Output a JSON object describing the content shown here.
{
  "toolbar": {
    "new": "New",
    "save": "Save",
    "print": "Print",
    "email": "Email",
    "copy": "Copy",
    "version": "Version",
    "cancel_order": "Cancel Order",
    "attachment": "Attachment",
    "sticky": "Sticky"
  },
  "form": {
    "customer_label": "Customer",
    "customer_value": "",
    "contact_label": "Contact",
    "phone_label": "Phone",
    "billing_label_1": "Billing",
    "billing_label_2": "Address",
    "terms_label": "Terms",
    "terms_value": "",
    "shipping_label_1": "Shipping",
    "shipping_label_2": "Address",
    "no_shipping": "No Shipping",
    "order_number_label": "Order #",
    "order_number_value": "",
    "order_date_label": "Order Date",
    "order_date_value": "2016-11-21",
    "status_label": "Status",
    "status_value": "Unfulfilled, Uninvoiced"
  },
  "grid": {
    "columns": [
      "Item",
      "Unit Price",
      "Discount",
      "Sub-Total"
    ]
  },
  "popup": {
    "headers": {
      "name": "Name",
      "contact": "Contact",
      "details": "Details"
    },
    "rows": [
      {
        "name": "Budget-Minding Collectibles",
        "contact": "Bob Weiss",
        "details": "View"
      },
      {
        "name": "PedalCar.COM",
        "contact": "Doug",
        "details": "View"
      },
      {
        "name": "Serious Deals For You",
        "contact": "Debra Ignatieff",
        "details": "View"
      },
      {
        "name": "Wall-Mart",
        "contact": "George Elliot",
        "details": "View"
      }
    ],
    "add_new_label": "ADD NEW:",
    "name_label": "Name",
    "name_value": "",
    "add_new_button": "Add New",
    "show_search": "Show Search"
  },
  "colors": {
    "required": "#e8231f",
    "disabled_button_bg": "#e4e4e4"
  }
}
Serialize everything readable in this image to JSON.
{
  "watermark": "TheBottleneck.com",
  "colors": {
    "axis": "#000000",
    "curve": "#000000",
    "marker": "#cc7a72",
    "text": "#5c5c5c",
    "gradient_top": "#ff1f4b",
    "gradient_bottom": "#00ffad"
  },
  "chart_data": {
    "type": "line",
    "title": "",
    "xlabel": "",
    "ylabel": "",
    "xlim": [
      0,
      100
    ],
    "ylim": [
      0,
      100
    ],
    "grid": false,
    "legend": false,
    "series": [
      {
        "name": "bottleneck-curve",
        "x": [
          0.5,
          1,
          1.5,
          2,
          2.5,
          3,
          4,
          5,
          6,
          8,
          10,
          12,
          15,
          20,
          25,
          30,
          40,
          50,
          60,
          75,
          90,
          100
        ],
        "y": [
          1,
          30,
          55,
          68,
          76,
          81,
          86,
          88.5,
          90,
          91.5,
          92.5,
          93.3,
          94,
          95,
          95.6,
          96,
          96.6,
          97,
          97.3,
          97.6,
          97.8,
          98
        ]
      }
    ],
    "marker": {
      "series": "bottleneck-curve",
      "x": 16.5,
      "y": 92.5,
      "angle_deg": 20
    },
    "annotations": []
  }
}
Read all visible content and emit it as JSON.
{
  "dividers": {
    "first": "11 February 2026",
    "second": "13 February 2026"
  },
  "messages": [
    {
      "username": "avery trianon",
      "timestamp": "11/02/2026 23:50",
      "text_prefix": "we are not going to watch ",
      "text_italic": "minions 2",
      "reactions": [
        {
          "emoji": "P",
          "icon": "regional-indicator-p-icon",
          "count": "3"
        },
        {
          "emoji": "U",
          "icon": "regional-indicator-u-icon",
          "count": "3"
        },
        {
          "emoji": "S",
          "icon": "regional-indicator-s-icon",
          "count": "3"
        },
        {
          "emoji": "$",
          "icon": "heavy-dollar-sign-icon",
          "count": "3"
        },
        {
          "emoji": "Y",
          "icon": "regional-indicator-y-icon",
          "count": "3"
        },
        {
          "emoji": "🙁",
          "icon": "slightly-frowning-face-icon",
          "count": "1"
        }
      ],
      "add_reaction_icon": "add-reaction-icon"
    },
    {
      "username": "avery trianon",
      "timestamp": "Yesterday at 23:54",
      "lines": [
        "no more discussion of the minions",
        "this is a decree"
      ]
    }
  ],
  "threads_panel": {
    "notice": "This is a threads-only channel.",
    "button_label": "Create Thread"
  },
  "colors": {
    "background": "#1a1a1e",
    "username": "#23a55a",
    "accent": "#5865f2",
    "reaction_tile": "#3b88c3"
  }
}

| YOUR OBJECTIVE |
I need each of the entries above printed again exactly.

| WRITTEN REPLY |
Output a JSON object describing the content shown here.
{
  "toolbar": {
    "new": "New",
    "save": "Save",
    "print": "Print",
    "email": "Email",
    "copy": "Copy",
    "version": "Version",
    "cancel_order": "Cancel Order",
    "attachment": "Attachment",
    "sticky": "Sticky"
  },
  "form": {
    "customer_label": "Customer",
    "customer_value": "",
    "contact_label": "Contact",
    "phone_label": "Phone",
    "billing_label_1": "Billing",
    "billing_label_2": "Address",
    "terms_label": "Terms",
    "terms_value": "",
    "shipping_label_1": "Shipping",
    "shipping_label_2": "Address",
    "no_shipping": "No Shipping",
    "order_number_label": "Order #",
    "order_number_value": "",
    "order_date_label": "Order Date",
    "order_date_value": "2016-11-21",
    "status_label": "Status",
    "status_value": "Unfulfilled, Uninvoiced"
  },
  "grid": {
    "columns": [
      "Item",
      "Unit Price",
      "Discount",
      "Sub-Total"
    ]
  },
  "popup": {
    "headers": {
      "name": "Name",
      "contact": "Contact",
      "details": "Details"
    },
    "rows": [
      {
        "name": "Budget-Minding Collectibles",
        "contact": "Bob Weiss",
        "details": "View"
      },
      {
        "name": "PedalCar.COM",
        "contact": "Doug",
        "details": "View"
      },
      {
        "name": "Serious Deals For You",
        "contact": "Debra Ignatieff",
        "details": "View"
      },
      {
        "name": "Wall-Mart",
        "contact": "George Elliot",
        "details": "View"
      }
    ],
    "add_new_label": "ADD NEW:",
    "name_label": "Name",
    "name_value": "",
    "add_new_button": "Add New",
    "show_search": "Show Search"
  },
  "colors": {
    "required": "#e8231f",
    "disabled_button_bg": "#e4e4e4"
  }
}
Serialize everything readable in this image to JSON.
{
  "watermark": "TheBottleneck.com",
  "colors": {
    "axis": "#000000",
    "curve": "#000000",
    "marker": "#cc7a72",
    "text": "#5c5c5c",
    "gradient_top": "#ff1f4b",
    "gradient_bottom": "#00ffad"
  },
  "chart_data": {
    "type": "line",
    "title": "",
    "xlabel": "",
    "ylabel": "",
    "xlim": [
      0,
      100
    ],
    "ylim": [
      0,
      100
    ],
    "grid": false,
    "legend": false,
    "series": [
      {
        "name": "bottleneck-curve",
        "x": [
          0.5,
          1,
          1.5,
          2,
          2.5,
          3,
          4,
          5,
          6,
          8,
          10,
          12,
          15,
          20,
          25,
          30,
          40,
          50,
          60,
          75,
          90,
          100
        ],
        "y": [
          1,
          30,
          55,
          68,
          76,
          81,
          86,
          88.5,
          90,
          91.5,
          92.5,
          93.3,
          94,
          95,
          95.6,
          96,
          96.6,
          97,
          97.3,
          97.6,
          97.8,
          98
        ]
      }
    ],
    "marker": {
      "series": "bottleneck-curve",
      "x": 16.5,
      "y": 92.5,
      "angle_deg": 20
    },
    "annotations": []
  }
}
Read all visible content and emit it as JSON.
{
  "dividers": {
    "first": "11 February 2026",
    "second": "13 February 2026"
  },
  "messages": [
    {
      "username": "avery trianon",
      "timestamp": "11/02/2026 23:50",
      "text_prefix": "we are not going to watch ",
      "text_italic": "minions 2",
      "reactions": [
        {
          "emoji": "P",
          "icon": "regional-indicator-p-icon",
          "count": "3"
        },
        {
          "emoji": "U",
          "icon": "regional-indicator-u-icon",
          "count": "3"
        },
        {
          "emoji": "S",
          "icon": "regional-indicator-s-icon",
          "count": "3"
        },
        {
          "emoji": "$",
          "icon": "heavy-dollar-sign-icon",
          "count": "3"
        },
        {
          "emoji": "Y",
          "icon": "regional-indicator-y-icon",
          "count": "3"
        },
        {
          "emoji": "🙁",
          "icon": "slightly-frowning-face-icon",
          "count": "1"
        }
      ],
      "add_reaction_icon": "add-reaction-icon"
    },
    {
      "username": "avery trianon",
      "timestamp": "Yesterday at 23:54",
      "lines": [
        "no more discussion of the minions",
        "this is a decree"
      ]
    }
  ],
  "threads_panel": {
    "notice": "This is a threads-only channel.",
    "button_label": "Create Thread"
  },
  "colors": {
    "background": "#1a1a1e",
    "username": "#23a55a",
    "accent": "#5865f2",
    "reaction_tile": "#3b88c3"
  }
}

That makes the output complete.